(Data excerpts)
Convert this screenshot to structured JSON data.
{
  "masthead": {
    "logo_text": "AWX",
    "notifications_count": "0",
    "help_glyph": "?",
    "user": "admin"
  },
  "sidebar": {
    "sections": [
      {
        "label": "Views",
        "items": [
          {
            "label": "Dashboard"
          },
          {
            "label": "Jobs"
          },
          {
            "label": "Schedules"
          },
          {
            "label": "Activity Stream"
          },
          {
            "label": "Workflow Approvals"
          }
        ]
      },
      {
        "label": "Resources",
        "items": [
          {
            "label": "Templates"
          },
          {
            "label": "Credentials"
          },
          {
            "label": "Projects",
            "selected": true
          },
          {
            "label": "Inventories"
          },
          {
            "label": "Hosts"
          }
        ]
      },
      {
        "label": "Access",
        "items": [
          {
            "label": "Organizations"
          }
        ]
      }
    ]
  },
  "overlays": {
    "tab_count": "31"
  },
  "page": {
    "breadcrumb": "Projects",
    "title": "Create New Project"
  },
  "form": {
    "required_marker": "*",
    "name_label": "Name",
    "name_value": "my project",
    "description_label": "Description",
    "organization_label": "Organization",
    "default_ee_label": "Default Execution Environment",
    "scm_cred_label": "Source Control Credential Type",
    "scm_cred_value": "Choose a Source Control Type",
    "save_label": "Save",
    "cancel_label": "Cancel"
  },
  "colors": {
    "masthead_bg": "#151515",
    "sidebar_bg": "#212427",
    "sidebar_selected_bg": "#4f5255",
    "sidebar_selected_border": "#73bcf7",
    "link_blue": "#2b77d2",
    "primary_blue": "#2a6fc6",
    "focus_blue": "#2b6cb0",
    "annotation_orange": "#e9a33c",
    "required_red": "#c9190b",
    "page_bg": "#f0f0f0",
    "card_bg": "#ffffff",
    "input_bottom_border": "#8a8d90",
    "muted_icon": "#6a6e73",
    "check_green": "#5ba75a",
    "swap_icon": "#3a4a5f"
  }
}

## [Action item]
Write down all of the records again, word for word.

## [Exercise output]
Convert this screenshot to structured JSON data.
{
  "masthead": {
    "logo_text": "AWX",
    "notifications_count": "0",
    "help_glyph": "?",
    "user": "admin"
  },
  "sidebar": {
    "sections": [
      {
        "label": "Views",
        "items": [
          {
            "label": "Dashboard"
          },
          {
            "label": "Jobs"
          },
          {
            "label": "Schedules"
          },
          {
            "label": "Activity Stream"
          },
          {
            "label": "Workflow Approvals"
          }
        ]
      },
      {
        "label": "Resources",
        "items": [
          {
            "label": "Templates"
          },
          {
            "label": "Credentials"
          },
          {
            "label": "Projects",
            "selected": true
          },
          {
            "label": "Inventories"
          },
          {
            "label": "Hosts"
          }
        ]
      },
      {
        "label": "Access",
        "items": [
          {
            "label": "Organizations"
          }
        ]
      }
    ]
  },
  "overlays": {
    "tab_count": "31"
  },
  "page": {
    "breadcrumb": "Projects",
    "title": "Create New Project"
  },
  "form": {
    "required_marker": "*",
    "name_label": "Name",
    "name_value": "my project",
    "description_label": "Description",
    "organization_label": "Organization",
    "default_ee_label": "Default Execution Environment",
    "scm_cred_label": "Source Control Credential Type",
    "scm_cred_value": "Choose a Source Control Type",
    "save_label": "Save",
    "cancel_label": "Cancel"
  },
  "colors": {
    "masthead_bg": "#151515",
    "sidebar_bg": "#212427",
    "sidebar_selected_bg": "#4f5255",
    "sidebar_selected_border": "#73bcf7",
    "link_blue": "#2b77d2",
    "primary_blue": "#2a6fc6",
    "focus_blue": "#2b6cb0",
    "annotation_orange": "#e9a33c",
    "required_red": "#c9190b",
    "page_bg": "#f0f0f0",
    "card_bg": "#ffffff",
    "input_bottom_border": "#8a8d90",
    "muted_icon": "#6a6e73",
    "check_green": "#5ba75a",
    "swap_icon": "#3a4a5f"
  }
}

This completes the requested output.